“A lot of smaller deals are getting done, but they don’t need the leveraged finance market,” explained Johnston. “We’re seeing processes targeted to a select group of buyers who have a strategic rationale for wanting to own the business. We’re seeing more one-off transactions, relative value mergers, and things along those lines.”
One important trend is that new transactions are returning to the market after a second-quarter absence. Johnston notes pitch activity has picked up substantially with a number of deals headed to market in August and September.
Looking ahead, Johnston anticipates continued growth and working through a backlog of postponed transactions. “We haven’t seen many deals get canceled—they’re mostly just delayed,” he explained. “We are seeing momentum there. The key thing is going to be the debt markets support.”
One challenge, however, is the disconnect between expectations of buyers and sellers. Yet, Johnston anticipates improvement on that front. “We’re going to be in much better position later this year and into next year,” he predicted. “There’s some level of acceptance that things will never be like they were before. Now people are looking to advance the ball and run their business plans—and a lot of those plans involve M&A.”

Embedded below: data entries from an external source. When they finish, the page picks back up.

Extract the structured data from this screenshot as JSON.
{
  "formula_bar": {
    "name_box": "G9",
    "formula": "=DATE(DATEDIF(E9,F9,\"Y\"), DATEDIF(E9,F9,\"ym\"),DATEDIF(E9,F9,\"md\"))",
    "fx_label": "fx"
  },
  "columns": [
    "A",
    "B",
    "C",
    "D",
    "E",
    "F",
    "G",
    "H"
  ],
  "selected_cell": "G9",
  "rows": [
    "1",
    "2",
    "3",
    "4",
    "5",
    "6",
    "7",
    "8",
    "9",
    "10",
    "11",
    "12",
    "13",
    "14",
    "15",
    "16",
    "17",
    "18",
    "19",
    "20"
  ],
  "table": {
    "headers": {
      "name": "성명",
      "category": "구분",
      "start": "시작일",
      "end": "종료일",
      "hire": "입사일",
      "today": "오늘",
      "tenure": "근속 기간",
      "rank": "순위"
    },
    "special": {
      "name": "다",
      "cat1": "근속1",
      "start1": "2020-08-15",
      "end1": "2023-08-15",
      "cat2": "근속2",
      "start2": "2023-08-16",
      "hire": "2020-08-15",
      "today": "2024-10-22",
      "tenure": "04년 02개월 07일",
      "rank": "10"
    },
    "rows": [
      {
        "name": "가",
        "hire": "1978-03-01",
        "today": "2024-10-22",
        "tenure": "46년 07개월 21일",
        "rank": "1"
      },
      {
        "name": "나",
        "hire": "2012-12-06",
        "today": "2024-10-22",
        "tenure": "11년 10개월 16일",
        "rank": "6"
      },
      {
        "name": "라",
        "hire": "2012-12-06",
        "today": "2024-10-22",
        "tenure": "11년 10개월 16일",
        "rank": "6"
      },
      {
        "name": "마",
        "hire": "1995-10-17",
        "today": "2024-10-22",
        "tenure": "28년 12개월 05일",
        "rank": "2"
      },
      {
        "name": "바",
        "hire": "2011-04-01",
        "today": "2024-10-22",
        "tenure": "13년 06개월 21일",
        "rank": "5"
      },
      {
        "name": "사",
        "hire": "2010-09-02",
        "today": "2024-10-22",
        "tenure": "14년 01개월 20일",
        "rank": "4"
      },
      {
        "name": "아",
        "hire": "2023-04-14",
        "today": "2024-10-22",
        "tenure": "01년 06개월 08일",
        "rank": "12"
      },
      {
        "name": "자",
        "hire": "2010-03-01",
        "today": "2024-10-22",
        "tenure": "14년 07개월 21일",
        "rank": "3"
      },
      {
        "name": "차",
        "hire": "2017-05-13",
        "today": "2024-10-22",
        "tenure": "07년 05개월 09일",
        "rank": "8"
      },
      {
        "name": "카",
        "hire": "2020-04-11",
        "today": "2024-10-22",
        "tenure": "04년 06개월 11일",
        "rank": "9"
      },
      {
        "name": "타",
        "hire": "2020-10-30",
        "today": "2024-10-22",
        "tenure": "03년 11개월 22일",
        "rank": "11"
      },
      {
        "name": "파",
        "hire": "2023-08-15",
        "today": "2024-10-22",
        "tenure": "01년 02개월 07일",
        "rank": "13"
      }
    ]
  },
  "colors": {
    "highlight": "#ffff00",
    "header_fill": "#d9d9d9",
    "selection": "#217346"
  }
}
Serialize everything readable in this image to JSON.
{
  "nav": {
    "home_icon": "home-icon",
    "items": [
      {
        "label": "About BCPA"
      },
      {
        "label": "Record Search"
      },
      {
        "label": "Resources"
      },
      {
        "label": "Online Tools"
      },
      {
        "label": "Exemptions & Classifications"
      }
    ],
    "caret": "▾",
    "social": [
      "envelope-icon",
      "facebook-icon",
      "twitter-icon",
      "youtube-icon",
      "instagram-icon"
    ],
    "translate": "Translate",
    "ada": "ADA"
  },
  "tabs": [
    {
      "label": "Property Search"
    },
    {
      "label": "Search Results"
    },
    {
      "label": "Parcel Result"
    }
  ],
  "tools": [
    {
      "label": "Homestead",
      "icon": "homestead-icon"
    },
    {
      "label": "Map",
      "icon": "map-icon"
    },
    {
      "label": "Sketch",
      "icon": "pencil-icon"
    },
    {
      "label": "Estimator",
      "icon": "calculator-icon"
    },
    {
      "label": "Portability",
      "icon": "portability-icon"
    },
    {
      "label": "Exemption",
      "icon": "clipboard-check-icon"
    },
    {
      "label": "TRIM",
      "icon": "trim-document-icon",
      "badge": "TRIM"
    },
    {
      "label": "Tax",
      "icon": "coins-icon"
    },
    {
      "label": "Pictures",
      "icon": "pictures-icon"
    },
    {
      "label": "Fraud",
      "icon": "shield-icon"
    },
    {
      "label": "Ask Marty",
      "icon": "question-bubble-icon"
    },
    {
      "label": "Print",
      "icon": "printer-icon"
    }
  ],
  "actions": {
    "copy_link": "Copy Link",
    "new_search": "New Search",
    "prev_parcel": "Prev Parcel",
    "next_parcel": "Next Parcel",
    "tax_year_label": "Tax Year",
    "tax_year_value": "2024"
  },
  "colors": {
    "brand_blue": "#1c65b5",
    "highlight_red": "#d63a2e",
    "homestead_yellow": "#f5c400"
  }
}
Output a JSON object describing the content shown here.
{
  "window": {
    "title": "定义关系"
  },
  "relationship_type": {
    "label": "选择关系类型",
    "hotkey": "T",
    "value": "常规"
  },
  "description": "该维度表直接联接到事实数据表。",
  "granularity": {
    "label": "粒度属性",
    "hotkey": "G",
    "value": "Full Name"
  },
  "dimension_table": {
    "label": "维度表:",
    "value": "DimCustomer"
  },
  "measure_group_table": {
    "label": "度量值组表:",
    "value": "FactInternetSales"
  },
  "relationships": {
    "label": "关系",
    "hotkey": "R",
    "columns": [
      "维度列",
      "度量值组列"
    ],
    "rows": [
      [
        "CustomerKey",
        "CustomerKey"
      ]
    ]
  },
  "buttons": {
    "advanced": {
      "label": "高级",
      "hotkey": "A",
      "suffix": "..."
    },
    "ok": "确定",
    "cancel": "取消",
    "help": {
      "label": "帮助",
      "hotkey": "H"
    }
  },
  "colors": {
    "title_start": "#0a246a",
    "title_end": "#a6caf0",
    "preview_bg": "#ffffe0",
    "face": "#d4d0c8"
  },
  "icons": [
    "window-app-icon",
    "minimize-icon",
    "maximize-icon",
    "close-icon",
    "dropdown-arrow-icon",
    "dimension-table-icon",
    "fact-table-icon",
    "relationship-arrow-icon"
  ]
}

New Equity Capital Issues on the Rise
Where M&A fell into a sharp decline in second quarter 2020, equity capital transaction volume rose significantly on a year-over-year basis, primarily in the healthcare and technology sectors, which is where deal backlog has accumulated, explained KBCM’s Wynocker. While Q2 saw a lot of the bridge-to-survival equity trades, today’s equity raises are more opportunistic.
Another major trend has been greater prevalence of special purpose acquisition company (SPAC) IPOs, comprising more than one-third of IPO volume. More than 99 SPACs have almost $25 billion dollars in trust and are looking to deploy capital, which may help rejuvenate the larger M&A market.”
In Wynocker’s view, uncertainty about pandemic relief, stimulus, and the elections may result in continued activity in the equity capital markets. “Many companies think now is a good time to access the equity markets because you don’t know what the fourth quarter will look like,” said Wynocker. “Usually, you see a pause in August, but we may continue to see activity through August and September.”
To discuss how these trends in industrial capital markets impact your business, connect with your KBCM investment banker.